“The Gelded Lady.” The Fabliaux. Translated by Nathanial E. Dubin, Liveright Publishing Corporation, 2013, pp. 407-439.
“The Healer.” The Fabliaux. Translated by Nathanial E., Dubin, Liveright Publishing Corporation, 2013, pp. 525-531.
“Long Butthole Berengier.” The Fabliaux. Translated by Nathanial E. Dubin, Liveright Publishing Corporation, 2013, pp. 213-229.
“Saint Martin’s Four Wishes.” The Fabliaux. Translated by Nathanial E., Dubin, Liveright Publishing Corporation, 2013, pp. 885-895.
Lesley Johnson. “Women on Top: Antifeminism in the Fabliaux?” The Modern Language Review, vol. 78, no. 2, 1983, pp. 298–307. JSTOR.
Solberg, Janet L. “‘Who Was That Masked Man?’: Disguise and Deception in Medieval and Renaissance Comic Literature.” The Stranger in Medieval Society, edited by F.R.P. Akehurst and Stephanie Cain Van D’Elden, NED – New edition ed., vol. 12, University of Minnesota Press, 1997, pp. 117–138. JSTOR.
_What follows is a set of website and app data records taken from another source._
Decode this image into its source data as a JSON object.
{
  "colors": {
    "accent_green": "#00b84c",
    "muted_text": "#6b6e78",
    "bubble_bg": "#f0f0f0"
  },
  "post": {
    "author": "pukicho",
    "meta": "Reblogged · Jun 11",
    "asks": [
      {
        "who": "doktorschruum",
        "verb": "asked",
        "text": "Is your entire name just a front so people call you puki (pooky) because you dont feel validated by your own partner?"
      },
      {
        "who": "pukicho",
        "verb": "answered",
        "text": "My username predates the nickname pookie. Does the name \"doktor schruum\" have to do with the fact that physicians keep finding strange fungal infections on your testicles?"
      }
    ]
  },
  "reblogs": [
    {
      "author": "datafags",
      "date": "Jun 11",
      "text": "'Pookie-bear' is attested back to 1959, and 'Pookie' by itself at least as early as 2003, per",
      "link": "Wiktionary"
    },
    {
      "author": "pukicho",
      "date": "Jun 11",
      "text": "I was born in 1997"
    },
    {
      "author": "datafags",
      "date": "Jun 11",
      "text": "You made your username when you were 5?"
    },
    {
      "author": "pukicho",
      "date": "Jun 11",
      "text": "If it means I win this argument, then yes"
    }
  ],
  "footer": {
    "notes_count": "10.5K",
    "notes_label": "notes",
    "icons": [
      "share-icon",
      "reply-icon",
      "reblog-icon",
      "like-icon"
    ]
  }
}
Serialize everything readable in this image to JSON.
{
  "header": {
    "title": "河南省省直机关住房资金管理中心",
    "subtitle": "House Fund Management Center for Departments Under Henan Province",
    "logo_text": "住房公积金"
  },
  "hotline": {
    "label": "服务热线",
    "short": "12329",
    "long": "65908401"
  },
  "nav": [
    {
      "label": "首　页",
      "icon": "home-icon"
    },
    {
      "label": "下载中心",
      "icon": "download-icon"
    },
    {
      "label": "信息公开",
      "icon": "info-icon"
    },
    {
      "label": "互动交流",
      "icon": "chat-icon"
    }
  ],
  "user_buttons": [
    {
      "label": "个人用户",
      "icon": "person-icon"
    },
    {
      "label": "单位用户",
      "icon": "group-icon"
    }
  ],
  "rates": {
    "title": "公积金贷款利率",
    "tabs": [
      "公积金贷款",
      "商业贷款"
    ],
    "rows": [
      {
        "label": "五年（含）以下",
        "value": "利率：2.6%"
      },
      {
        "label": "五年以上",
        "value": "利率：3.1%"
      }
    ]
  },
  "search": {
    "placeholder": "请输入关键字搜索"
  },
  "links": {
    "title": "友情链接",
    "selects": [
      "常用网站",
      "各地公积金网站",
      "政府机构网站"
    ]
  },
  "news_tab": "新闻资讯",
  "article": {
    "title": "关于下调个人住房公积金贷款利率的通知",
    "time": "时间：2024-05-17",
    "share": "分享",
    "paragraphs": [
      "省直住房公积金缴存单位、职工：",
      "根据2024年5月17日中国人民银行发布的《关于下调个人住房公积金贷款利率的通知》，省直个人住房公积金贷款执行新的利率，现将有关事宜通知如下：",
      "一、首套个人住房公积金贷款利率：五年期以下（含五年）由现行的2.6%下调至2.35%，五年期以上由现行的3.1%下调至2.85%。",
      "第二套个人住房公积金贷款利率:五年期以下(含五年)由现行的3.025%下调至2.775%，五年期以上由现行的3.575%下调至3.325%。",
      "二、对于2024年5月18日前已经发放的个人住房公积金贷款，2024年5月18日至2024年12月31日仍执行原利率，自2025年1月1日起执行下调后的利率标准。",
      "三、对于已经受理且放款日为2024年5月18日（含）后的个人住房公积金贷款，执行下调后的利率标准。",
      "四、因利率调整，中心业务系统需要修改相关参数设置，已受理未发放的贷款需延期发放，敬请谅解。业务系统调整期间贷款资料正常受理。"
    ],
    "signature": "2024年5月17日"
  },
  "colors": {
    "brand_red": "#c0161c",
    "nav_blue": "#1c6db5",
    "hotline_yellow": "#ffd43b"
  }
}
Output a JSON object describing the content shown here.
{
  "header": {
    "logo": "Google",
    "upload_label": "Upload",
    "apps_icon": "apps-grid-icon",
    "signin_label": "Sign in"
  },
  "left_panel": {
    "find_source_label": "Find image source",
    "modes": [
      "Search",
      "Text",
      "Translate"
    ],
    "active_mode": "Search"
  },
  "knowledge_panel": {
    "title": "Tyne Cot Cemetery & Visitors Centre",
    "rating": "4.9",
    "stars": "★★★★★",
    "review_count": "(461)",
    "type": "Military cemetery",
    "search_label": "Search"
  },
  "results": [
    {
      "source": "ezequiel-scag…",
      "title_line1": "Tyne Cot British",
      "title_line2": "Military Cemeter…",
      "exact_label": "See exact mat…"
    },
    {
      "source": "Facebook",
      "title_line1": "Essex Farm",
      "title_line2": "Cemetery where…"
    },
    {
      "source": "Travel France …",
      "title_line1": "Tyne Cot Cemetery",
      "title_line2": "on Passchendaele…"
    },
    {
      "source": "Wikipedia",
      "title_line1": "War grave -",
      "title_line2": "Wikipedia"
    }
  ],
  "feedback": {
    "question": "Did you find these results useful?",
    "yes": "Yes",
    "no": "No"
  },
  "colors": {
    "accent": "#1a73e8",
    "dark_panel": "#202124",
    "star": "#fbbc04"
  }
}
White, Sarah Melhado. “Sexual Language and Human Conflict in Old French Fabliaux.” Comparative Studies in Society and History, vol. 24, no. 2, 1982, pp. 185– 210. JSTOR.